What you have to do -
Only the lines that include "handle" should be copied from the data below.

Records from a collection:
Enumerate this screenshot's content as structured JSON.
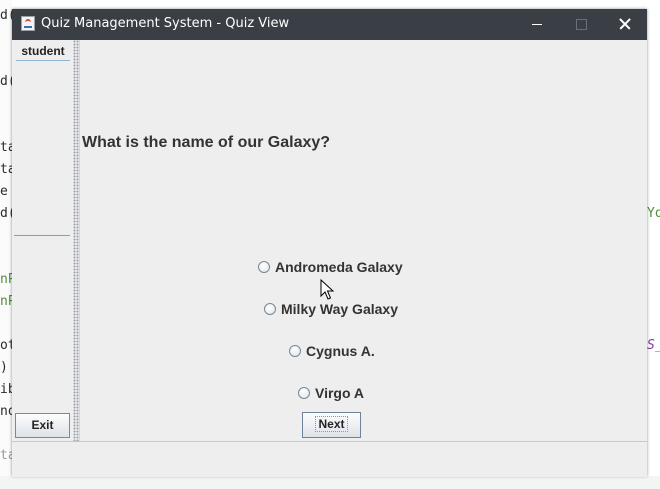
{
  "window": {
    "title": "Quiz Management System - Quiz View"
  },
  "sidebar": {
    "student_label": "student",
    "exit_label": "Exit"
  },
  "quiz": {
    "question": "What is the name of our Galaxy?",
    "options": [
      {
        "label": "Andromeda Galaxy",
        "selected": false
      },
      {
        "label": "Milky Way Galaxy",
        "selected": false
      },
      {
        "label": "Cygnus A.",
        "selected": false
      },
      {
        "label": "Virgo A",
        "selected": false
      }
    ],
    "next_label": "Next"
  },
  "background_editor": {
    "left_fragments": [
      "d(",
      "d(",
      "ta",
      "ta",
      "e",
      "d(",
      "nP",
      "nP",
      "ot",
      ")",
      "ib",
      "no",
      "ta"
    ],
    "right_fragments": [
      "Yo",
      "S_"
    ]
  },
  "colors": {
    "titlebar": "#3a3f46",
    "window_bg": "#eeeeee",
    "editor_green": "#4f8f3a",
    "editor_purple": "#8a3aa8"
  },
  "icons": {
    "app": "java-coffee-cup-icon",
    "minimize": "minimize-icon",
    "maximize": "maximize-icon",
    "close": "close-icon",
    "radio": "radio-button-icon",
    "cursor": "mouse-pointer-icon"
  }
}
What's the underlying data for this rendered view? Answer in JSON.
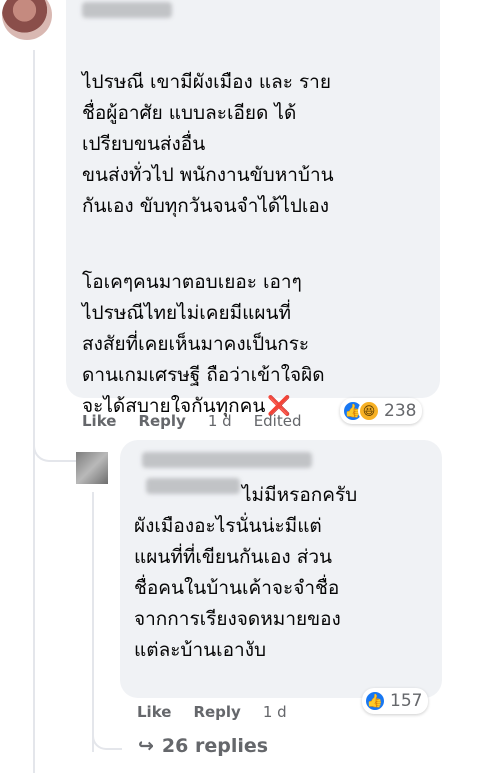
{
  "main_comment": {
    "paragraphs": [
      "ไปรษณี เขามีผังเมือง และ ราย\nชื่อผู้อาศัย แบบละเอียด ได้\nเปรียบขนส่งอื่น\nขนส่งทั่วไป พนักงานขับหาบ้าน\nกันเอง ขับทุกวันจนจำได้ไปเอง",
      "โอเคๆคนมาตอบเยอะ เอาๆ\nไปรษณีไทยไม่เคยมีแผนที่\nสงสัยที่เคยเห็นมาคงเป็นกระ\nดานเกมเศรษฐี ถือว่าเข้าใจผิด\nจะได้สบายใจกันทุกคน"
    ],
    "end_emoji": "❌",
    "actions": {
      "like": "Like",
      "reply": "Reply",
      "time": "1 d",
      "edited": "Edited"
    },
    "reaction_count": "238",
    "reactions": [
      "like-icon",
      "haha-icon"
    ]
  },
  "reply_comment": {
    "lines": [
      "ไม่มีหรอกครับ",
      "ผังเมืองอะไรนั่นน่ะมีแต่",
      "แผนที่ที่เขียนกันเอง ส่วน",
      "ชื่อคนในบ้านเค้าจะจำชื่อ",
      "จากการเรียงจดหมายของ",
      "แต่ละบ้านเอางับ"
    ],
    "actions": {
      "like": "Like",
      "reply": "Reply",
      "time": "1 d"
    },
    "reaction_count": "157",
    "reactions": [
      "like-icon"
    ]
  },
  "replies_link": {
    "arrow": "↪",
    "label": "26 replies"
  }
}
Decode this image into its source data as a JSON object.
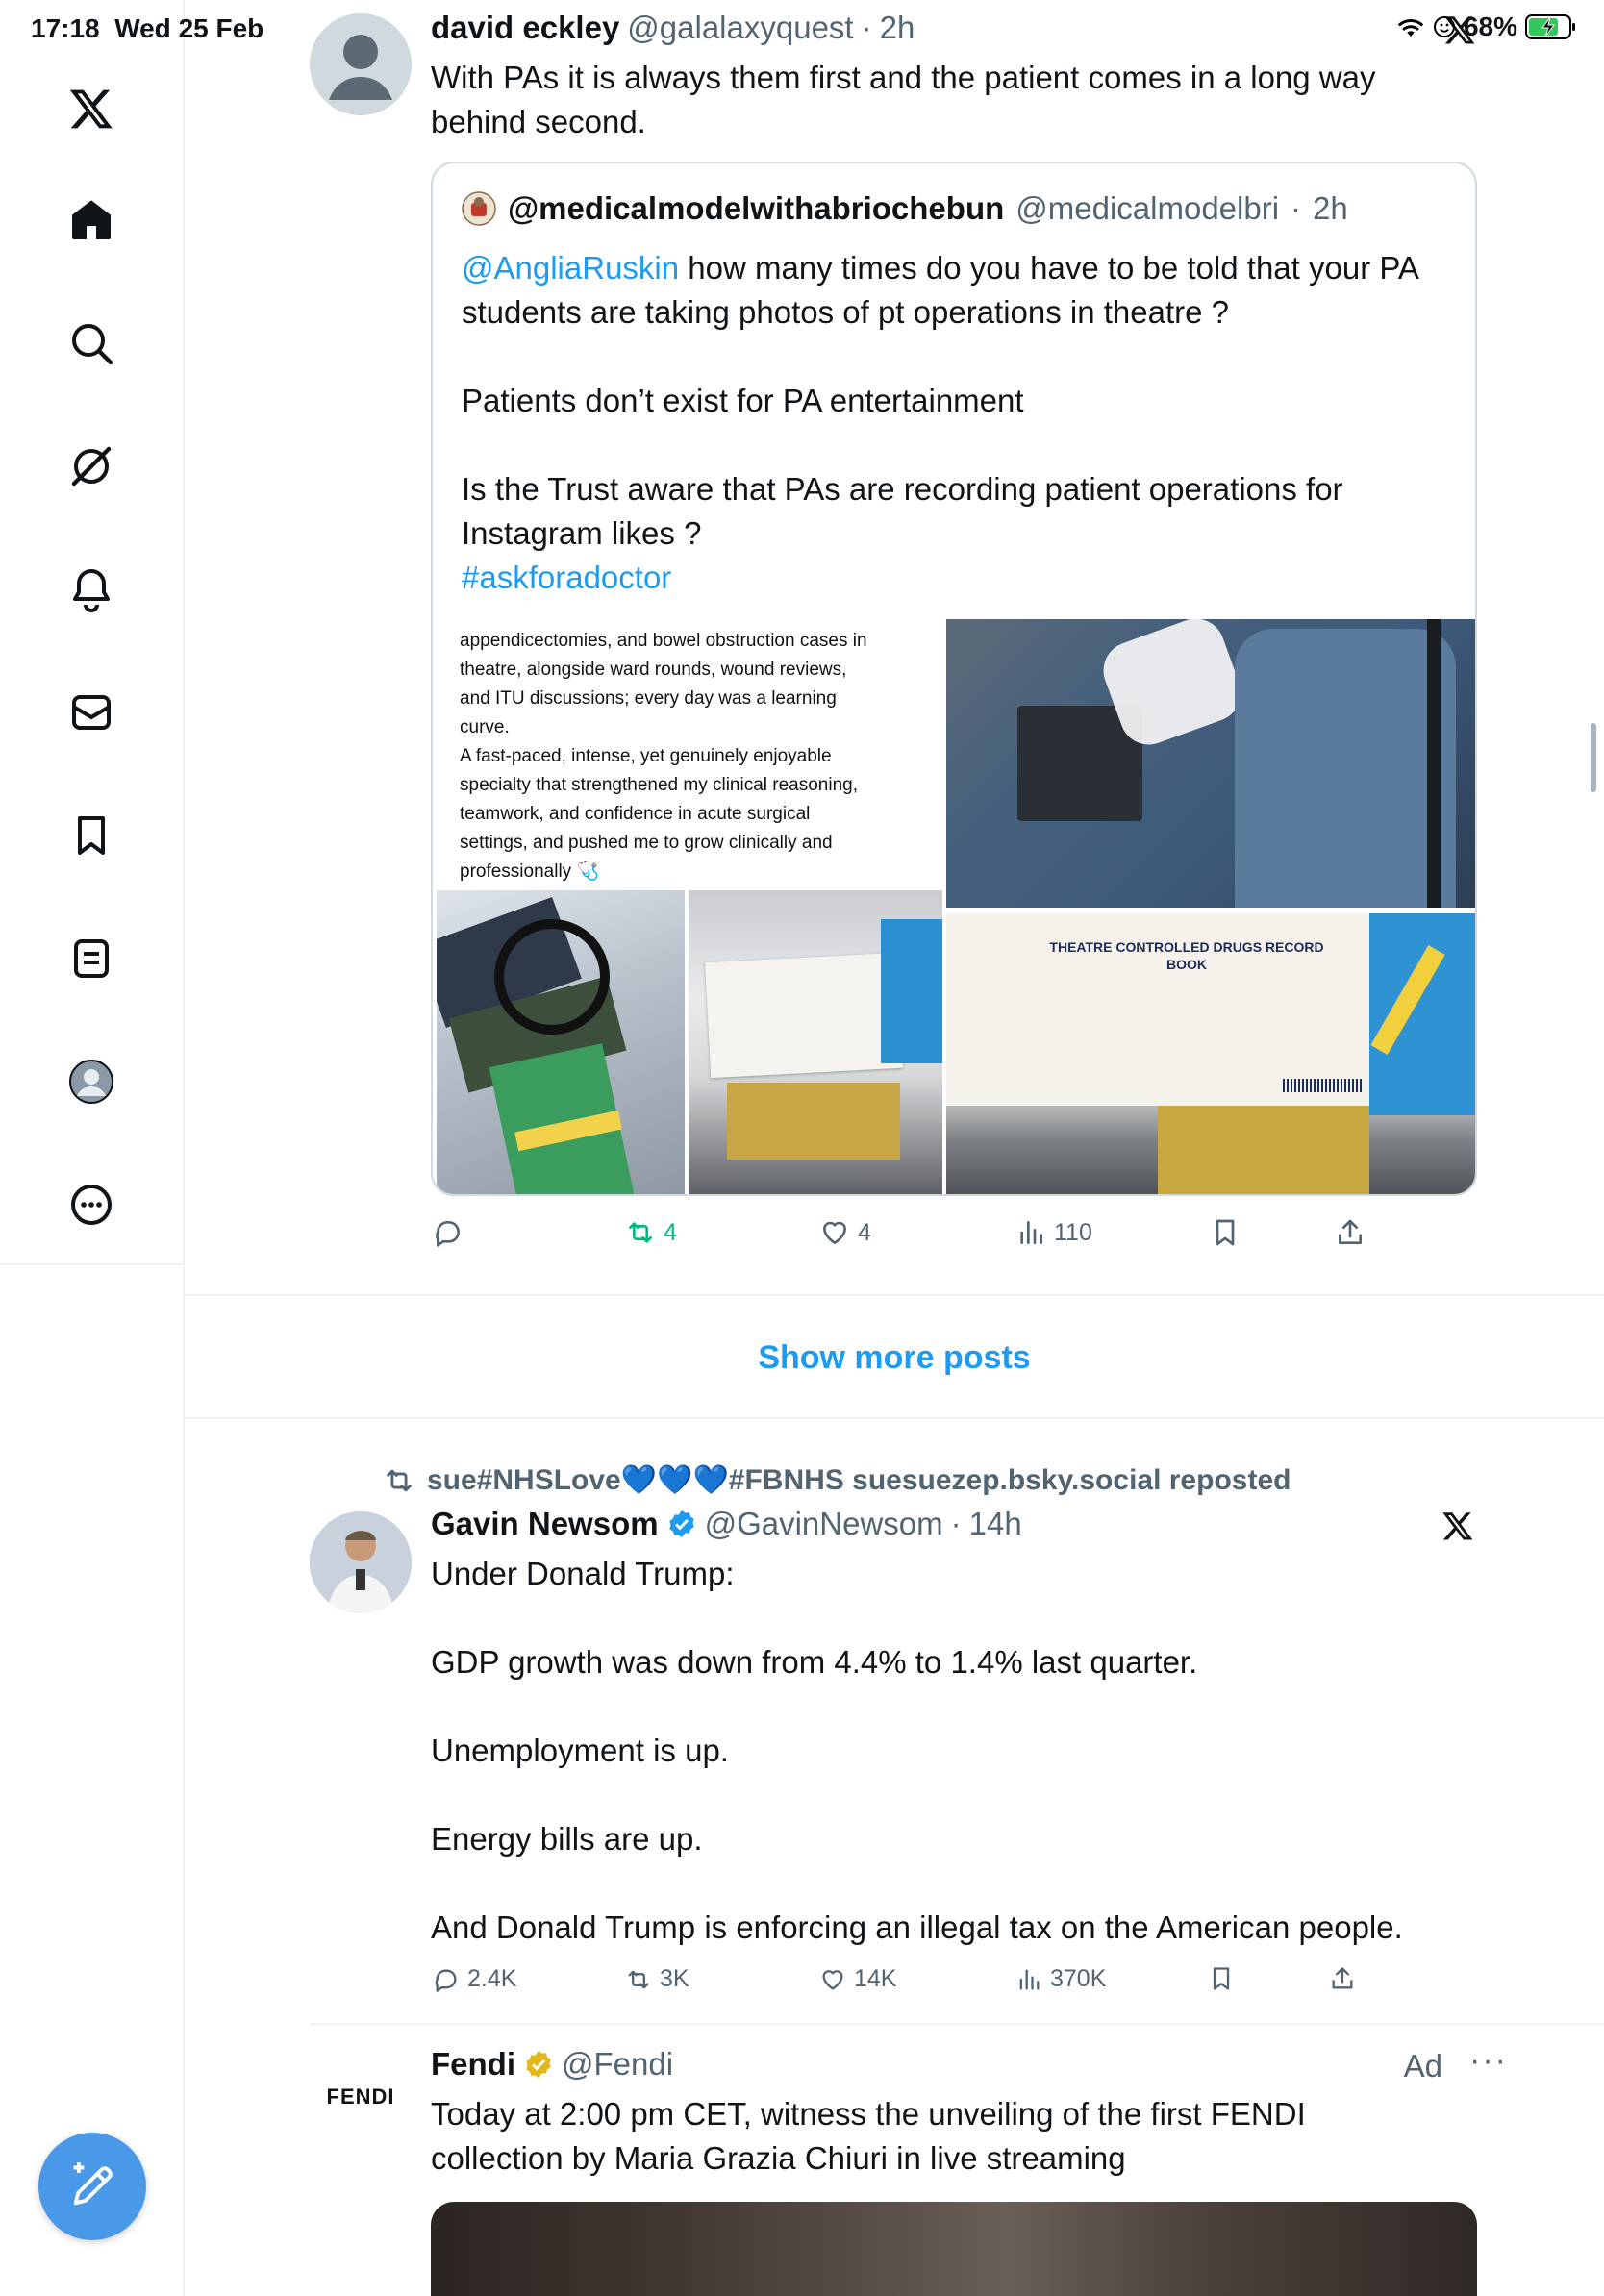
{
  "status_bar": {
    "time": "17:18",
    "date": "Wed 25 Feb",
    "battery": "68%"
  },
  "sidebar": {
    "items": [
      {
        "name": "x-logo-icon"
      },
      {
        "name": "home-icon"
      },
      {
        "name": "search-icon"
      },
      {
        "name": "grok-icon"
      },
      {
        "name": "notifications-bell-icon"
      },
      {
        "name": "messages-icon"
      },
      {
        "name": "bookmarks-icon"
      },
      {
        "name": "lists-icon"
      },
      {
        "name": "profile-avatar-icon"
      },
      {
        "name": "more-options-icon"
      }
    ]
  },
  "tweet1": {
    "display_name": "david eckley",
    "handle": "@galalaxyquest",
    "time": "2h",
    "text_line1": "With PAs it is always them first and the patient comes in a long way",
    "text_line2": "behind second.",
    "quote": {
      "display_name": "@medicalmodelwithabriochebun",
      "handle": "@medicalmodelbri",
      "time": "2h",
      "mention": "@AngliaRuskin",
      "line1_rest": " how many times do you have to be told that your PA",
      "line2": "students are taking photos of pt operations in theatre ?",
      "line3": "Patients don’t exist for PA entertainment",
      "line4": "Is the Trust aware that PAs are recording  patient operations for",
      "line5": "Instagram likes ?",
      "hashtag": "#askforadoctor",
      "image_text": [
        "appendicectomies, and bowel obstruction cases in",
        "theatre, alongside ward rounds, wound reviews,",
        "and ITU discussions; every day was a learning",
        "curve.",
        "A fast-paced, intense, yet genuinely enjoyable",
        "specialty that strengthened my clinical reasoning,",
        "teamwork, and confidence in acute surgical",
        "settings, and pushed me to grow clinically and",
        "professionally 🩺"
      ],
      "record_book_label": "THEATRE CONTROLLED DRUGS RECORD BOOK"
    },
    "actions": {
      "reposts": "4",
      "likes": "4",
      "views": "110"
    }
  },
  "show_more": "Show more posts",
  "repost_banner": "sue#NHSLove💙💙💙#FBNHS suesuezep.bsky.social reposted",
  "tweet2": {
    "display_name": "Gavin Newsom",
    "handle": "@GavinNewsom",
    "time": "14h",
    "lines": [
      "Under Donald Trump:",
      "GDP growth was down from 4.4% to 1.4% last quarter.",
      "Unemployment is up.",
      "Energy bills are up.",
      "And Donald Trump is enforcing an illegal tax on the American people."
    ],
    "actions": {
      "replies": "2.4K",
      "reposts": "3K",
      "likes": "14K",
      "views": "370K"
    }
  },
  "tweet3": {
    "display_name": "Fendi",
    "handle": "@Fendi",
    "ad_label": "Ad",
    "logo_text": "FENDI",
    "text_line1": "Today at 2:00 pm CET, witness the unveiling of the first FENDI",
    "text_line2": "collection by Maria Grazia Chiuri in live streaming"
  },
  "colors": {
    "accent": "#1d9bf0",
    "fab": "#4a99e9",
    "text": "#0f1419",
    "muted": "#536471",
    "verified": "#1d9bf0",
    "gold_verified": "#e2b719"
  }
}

Result of the exercise -
    "handle": "@galalaxyquest",
      "handle": "@medicalmodelbri",
    "handle": "@GavinNewsom",
    "handle": "@Fendi",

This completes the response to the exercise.